Tick Tock... Take it from one who played for a living 20 years ago, never touched an axe for 20 years, and got back into it with our church choir a year ago. Begin your wonderfully enlightening journey into church music with the thought that you are there to enhance the musical part of the service. There are "show choirs" where it's okay to show one's chops. Use the chord charts on the music. Play the root note, C, G D, etc. Don't worry about the 7ths. minors. You've first got to learn the fretboard. It has to become second nature to you. Learn to use approach notes on a chord change. If playing in the key of B flat, and you are approaching a chord change from B flat to e Flat in the next measure go from the B flat note to d flat to D and then hit the E flat note on the first beat of the measure where it is written. It's simple but effective. Don't do it continiously, or it gets boring. Don't try to get any fancier than that until that fretboard becomes second nature, or you will embarress yourself many times in the choir loft. At church nobody is going to holler out "Hey You Suck!!" But you will beat yourself to death if you don't take it slow. In the beginning play simple but accurately. Even just hitting one note when that chord pops up above the staff sounds good. Start there and work your way up. After a year of being back with the bass, I am just now feeling pretty comfortable with a bit of fancy stuff. It takes time, and to think I use to do it for a living many years ago, but it was country and three chord rock and roll. Church music is an entirely different animal. There is a lot of difference in playing the same repertoire of music over and over every night of the week, and a complicated gosel song that you may only play once every two months. You don't play each one often enough for it to really gel. Good Luck.

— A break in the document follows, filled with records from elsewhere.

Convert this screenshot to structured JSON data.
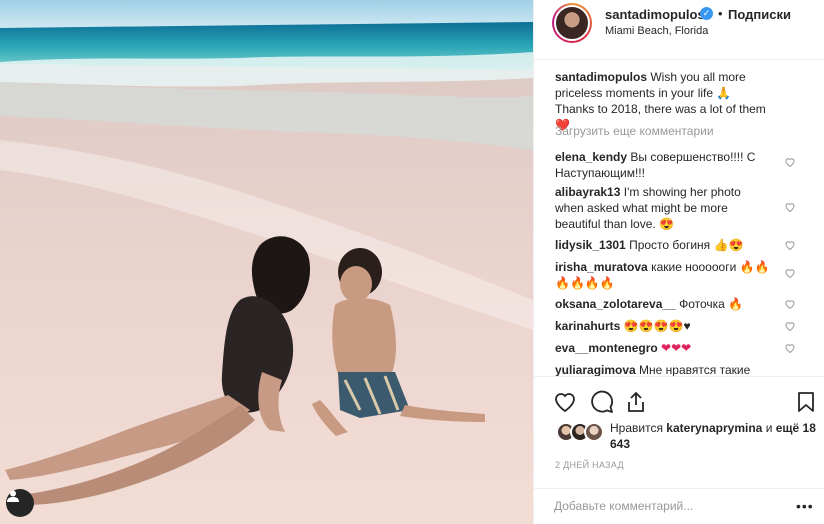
{
  "post": {
    "image_alt": "Woman in black swimsuit kissing a boy on a pink sand beach"
  },
  "header": {
    "username": "santadimopulos",
    "separator": "•",
    "follow_label": "Подписки",
    "location": "Miami Beach, Florida",
    "verified_icon": "verified-badge-icon"
  },
  "caption": {
    "username": "santadimopulos",
    "text": "Wish you all more priceless moments in your life 🙏 Thanks to 2018, there was a lot of them ❤️"
  },
  "load_more": "Загрузить еще комментарии",
  "comments": [
    {
      "username": "elena_kendy",
      "text": "Вы совершенство!!!! С Наступающим!!!"
    },
    {
      "username": "alibayrak13",
      "text": "I'm showing her photo when asked what might be more beautiful than love. 😍"
    },
    {
      "username": "lidysik_1301",
      "text": "Просто богиня 👍😍"
    },
    {
      "username": "irisha_muratova",
      "text": "какие ноооооги 🔥🔥🔥🔥🔥🔥"
    },
    {
      "username": "oksana_zolotareva__",
      "text": "Фоточка 🔥"
    },
    {
      "username": "karinahurts",
      "text": "😍😍😍😍♥"
    },
    {
      "username": "eva__montenegro",
      "text": "❤❤❤"
    },
    {
      "username": "yuliaragimova",
      "text": "Мне нравятся такие"
    }
  ],
  "likes": {
    "prefix": "Нравится",
    "liker": "katerynaprymina",
    "mid": "и",
    "more": "ещё 18 643"
  },
  "timestamp": "2 ДНЕЙ НАЗАД",
  "add_comment": {
    "placeholder": "Добавьте комментарий..."
  },
  "colors": {
    "link": "#262626",
    "muted": "#999999",
    "verified": "#3897f0",
    "border": "#efefef"
  }
}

10. ### BoplicitySupporting Member

The only reason I gave TickTock some advice about advanced chords (as I would categorize sus chords) is that TickTock asked about sus chords. I assume that TickTock (love the name, by the way) asked about such chords because he/she was given a chord chart that had such chords.

However, I totally agree with those who say that for the first several months just playing root notes with maybe an occasional approach note transition to the next chord is the most practical and easiest way to go for starters. It is so important that TickTock learn to navigate the fretboard. S/he must also learn to play in time with the other musicians.

TickTock might also do well to get a metronome or metronome/tuner combo and work with it to help develop a sense of timing. But it might not be too much after a few weeks for TT to learn patterns of at least major and minor chords so that s/he can find the degrees of these chords without having to think out each note.

For example if TT learns where the fifth is in relation to any root on a fretboard, TT won't have to memorize the note names and search for those notes on the fretboard until months later. (What I mean is TT won't have to stop and think, "Oh,let's see now, the fifth of G is D and the fifth of A is E," etc. That just takes too long for a beginner to learn that and try to find those notes while keeping up with the rest of the band.

I do not underestimate the challenge TT faces as an absolute beginner to step up and play from the very getgo with other musicians. I couldn't have done it in my first month as a student of bass and maybe not even by the sixth month (at the rate I learned.)

Say, TickTock, if you happen to be reading all of these posts, don't get discouraged. Your band members must know you have just barely begun. They will be sympathetic and very helpful. Ask them questions and practice, practice, practice.